The duty of care means a duty to act as a reasonable person would under particular circumstances, while a special duty of care refers to a person being obligated to perform in a way an average person might not necessarily be expected or obligated to do. A person is not negligent if they fulfill their duty of care.
A breach of duty involves either an actual cause or cause in fact, which is an action that produces foreseeable consequences without any other intervention. A proximate cause relates to an event that is sufficiently related to an injury and the court deems an event causing injury.
Proving injuries usually involve a medical report after visiting a hospital. Most medical records indicate the nature and degree of injuries a person suffers.
Connecting injuries to a breach of duty often require proving that a victim suffered some kind of damage because of the breach of duty. This type of evidence could include medical bills, proof of lost income, repair bills for property damage, or other forms of evidence.
Damages in Personal Injury Cases
If a personal injury case goes to trial and a person receives an award, the award the jury provides is known as damages and can take multiple forms. A common distinction between damages concerns economic and noneconomic.
Economic damages are tangible and provable losses. Noneconomic damages are non-monetary losses.
Economic damages can include:
- Ambulance fees
- Cost of hospital stays
- Cost of treatment in an emergency department
- Doctor appointment fees
- Lost earning capacity
- Lost wages
- Medication expenses
- Rehabilitation or physical therapy costs
- Surgical costs
Noneconomic damages may include:
- Emotional distress
- Loss of consortium
- Loss of enjoyment of life
- Loss of reputation
- Loss of society and companionship
- Pain and suffering
- Worsening of prior injuries
Another less common form of damages is punitive damages or exemplary damages.

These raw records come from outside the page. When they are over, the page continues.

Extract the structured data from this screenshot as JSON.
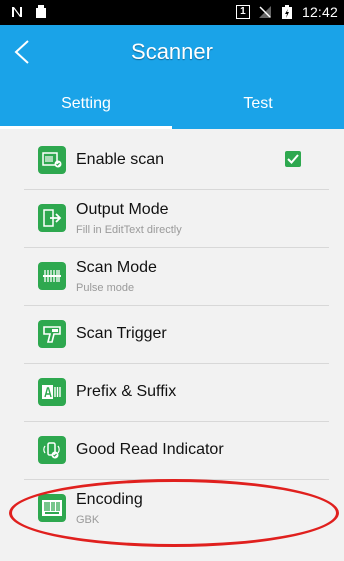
{
  "status_bar": {
    "time": "12:42",
    "sim_slot": "1"
  },
  "app_bar": {
    "title": "Scanner"
  },
  "tabs": [
    {
      "label": "Setting",
      "active": true
    },
    {
      "label": "Test",
      "active": false
    }
  ],
  "settings": [
    {
      "label": "Enable scan",
      "sublabel": "",
      "icon": "barcode-scan-icon",
      "checked": true
    },
    {
      "label": "Output Mode",
      "sublabel": "Fill in EditText directly",
      "icon": "output-arrow-icon"
    },
    {
      "label": "Scan Mode",
      "sublabel": "Pulse mode",
      "icon": "scan-mode-icon"
    },
    {
      "label": "Scan Trigger",
      "sublabel": "",
      "icon": "scanner-trigger-icon"
    },
    {
      "label": "Prefix & Suffix",
      "sublabel": "",
      "icon": "prefix-suffix-icon"
    },
    {
      "label": "Good Read Indicator",
      "sublabel": "",
      "icon": "good-read-indicator-icon"
    },
    {
      "label": "Encoding",
      "sublabel": "GBK",
      "icon": "barcode-encoding-icon"
    }
  ],
  "colors": {
    "accent": "#1aa3e8",
    "icon_green": "#2ea84f",
    "annotation_red": "#e0201e"
  }
}
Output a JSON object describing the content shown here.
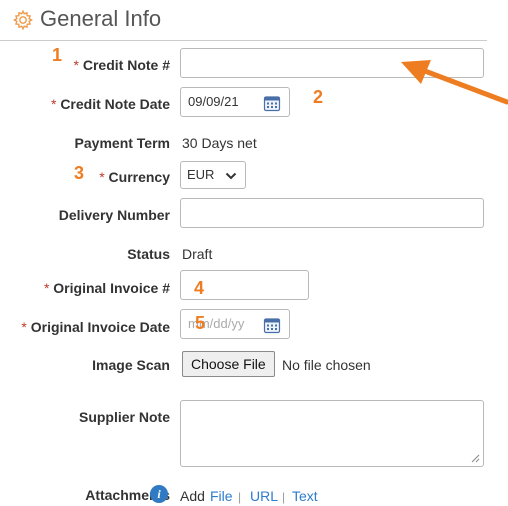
{
  "section": {
    "title": "General Info"
  },
  "fields": {
    "credit_note_no": {
      "required_mark": "*",
      "label": "Credit Note #",
      "value": ""
    },
    "credit_note_date": {
      "required_mark": "*",
      "label": "Credit Note Date",
      "value": "09/09/21"
    },
    "payment_term": {
      "label": "Payment Term",
      "value": "30 Days net"
    },
    "currency": {
      "required_mark": "*",
      "label": "Currency",
      "selected": "EUR"
    },
    "delivery_number": {
      "label": "Delivery Number",
      "value": ""
    },
    "status": {
      "label": "Status",
      "value": "Draft"
    },
    "original_invoice_no": {
      "required_mark": "*",
      "label": "Original Invoice #",
      "value": ""
    },
    "original_invoice_date": {
      "required_mark": "*",
      "label": "Original Invoice Date",
      "placeholder": "mm/dd/yy"
    },
    "image_scan": {
      "label": "Image Scan",
      "button_label": "Choose File",
      "status": "No file chosen"
    },
    "supplier_note": {
      "label": "Supplier Note",
      "value": ""
    },
    "attachments": {
      "label": "Attachments",
      "add_label": "Add",
      "link_file": "File",
      "sep1": "|",
      "link_url": "URL",
      "sep2": "|",
      "link_text": "Text"
    }
  },
  "annotations": {
    "n1": "1",
    "n2": "2",
    "n3": "3",
    "n4": "4",
    "n5": "5"
  },
  "colors": {
    "accent_orange": "#ee7d22",
    "required_red": "#c0392b",
    "link_blue": "#2e7bcf",
    "info_blue": "#2f7ac3"
  },
  "icons": {
    "header": "gear-icon",
    "date": "calendar-icon",
    "select": "chevron-down-icon",
    "info": "info-icon"
  }
}
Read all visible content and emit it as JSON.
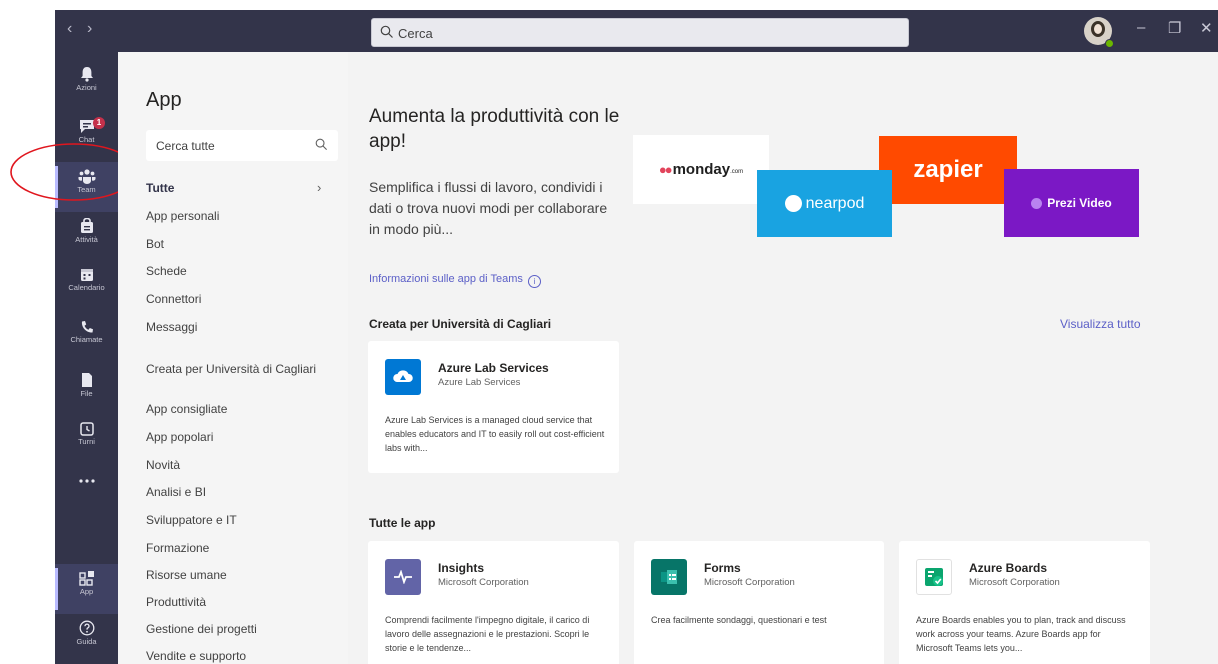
{
  "titlebar": {
    "back_icon": "chevron-left-icon",
    "forward_icon": "chevron-right-icon",
    "search_placeholder": "Cerca",
    "minimize_glyph": "–",
    "maximize_glyph": "❐",
    "close_glyph": "✕"
  },
  "rail": {
    "items": [
      {
        "label": "Azioni",
        "icon": "bell-icon"
      },
      {
        "label": "Chat",
        "icon": "chat-icon",
        "badge": "1"
      },
      {
        "label": "Team",
        "icon": "teams-icon"
      },
      {
        "label": "Attività",
        "icon": "assignments-icon"
      },
      {
        "label": "Calendario",
        "icon": "calendar-icon"
      },
      {
        "label": "Chiamate",
        "icon": "phone-icon"
      },
      {
        "label": "File",
        "icon": "file-icon"
      },
      {
        "label": "Turni",
        "icon": "shifts-icon"
      },
      {
        "label": "...",
        "icon": "more-icon"
      },
      {
        "label": "App",
        "icon": "apps-icon"
      },
      {
        "label": "Guida",
        "icon": "help-icon"
      }
    ]
  },
  "panel": {
    "title": "App",
    "search_placeholder": "Cerca tutte",
    "categories": [
      "Tutte",
      "App personali",
      "Bot",
      "Schede",
      "Connettori",
      "Messaggi",
      "Creata per Università di Cagliari",
      "App consigliate",
      "App popolari",
      "Novità",
      "Analisi e BI",
      "Sviluppatore e IT",
      "Formazione",
      "Risorse umane",
      "Produttività",
      "Gestione dei progetti",
      "Vendite e supporto"
    ],
    "chevron": "›"
  },
  "main": {
    "hero_title": "Aumenta la produttività con le app!",
    "hero_subtitle": "Semplifica i flussi di lavoro, condividi i dati o trova nuovi modi per collaborare in modo più...",
    "learn_link": "Informazioni sulle app di Teams",
    "logos": {
      "monday": "monday",
      "monday_suffix": ".com",
      "nearpod": "nearpod",
      "zapier": "zapier",
      "prezi": "Prezi Video"
    },
    "section_org": "Creata per Università di Cagliari",
    "see_all": "Visualizza tutto",
    "org_apps": [
      {
        "name": "Azure Lab Services",
        "publisher": "Azure Lab Services",
        "description": "Azure Lab Services is a managed cloud service that enables educators and IT to easily roll out cost-efficient labs with...",
        "color": "#0078d4"
      }
    ],
    "section_all": "Tutte le app",
    "all_apps": [
      {
        "name": "Insights",
        "publisher": "Microsoft Corporation",
        "description": "Comprendi facilmente l'impegno digitale, il carico di lavoro delle assegnazioni e le prestazioni. Scopri le storie e le tendenze...",
        "color": "#6264a7"
      },
      {
        "name": "Forms",
        "publisher": "Microsoft Corporation",
        "description": "Crea facilmente sondaggi, questionari e test",
        "color": "#077568"
      },
      {
        "name": "Azure Boards",
        "publisher": "Microsoft Corporation",
        "description": "Azure Boards enables you to plan, track and discuss work across your teams. Azure Boards app for Microsoft Teams lets you...",
        "color": "#009ccc"
      }
    ]
  }
}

Under Texas Civil Practice and Remedies Code § 41.001, exemplary damages are defined as any damages awarded as a penalty or punishment but not for compensatory purposes.
Texas Civil Practice and Remedies Code § 41.003 states that exemplary damages may only be awarded when a person proves by clear and convincing evidence that the harm with respect to which they seek recovery of exemplary damages resulted from fraud, malice, or gross negligence. Punitive damages will be awarded more to punish defendants and deter others from engaging in similar behavior.
Exemplary damages can only be awarded if a jury is unanimous in regard to finding liability for the number of exemplary damages. Under Texas Civil Practice and Remedies Code § 41.008, multiple exceptions exist to the punitive damage cap, namely if a person seeks recovery of exemplary damages based on conduct described as a felony under the Texas Penal Code sections committed knowingly or intentionally involving aggravated assault, aggravated kidnapping, aggravated sexual assault, capital murder, commercial bribery, continuous sexual abuse of a young child or disabled individual, forgery, fraudulent destruction, fraudulent securing of document execution, injury to a child, elderly individual, or disabled individual, misapplication of fiduciary property or property of a financial institution, murder, removal or concealment of writing, sexual assault, third-degree felony theft or higher, and trafficking of persons.
Finding a Midland Personal Injury Lawyer
If you have sustained injuries in an accident in the greater Midland area, make sure to retain legal counsel as soon as possible. Cesar Ornelas Law is a dedicated personal injury law firm serving Midland and many surrounding areas of Texas.
Our firm handles these cases on a contingency fee basis, so you do not pay anything upfront and instead agree to pay a prearranged percentage of your award when one is recovered. Call us at (888) 237-2794 or email us at email@example.com, or contact us online to schedule a free, no-risk consultation.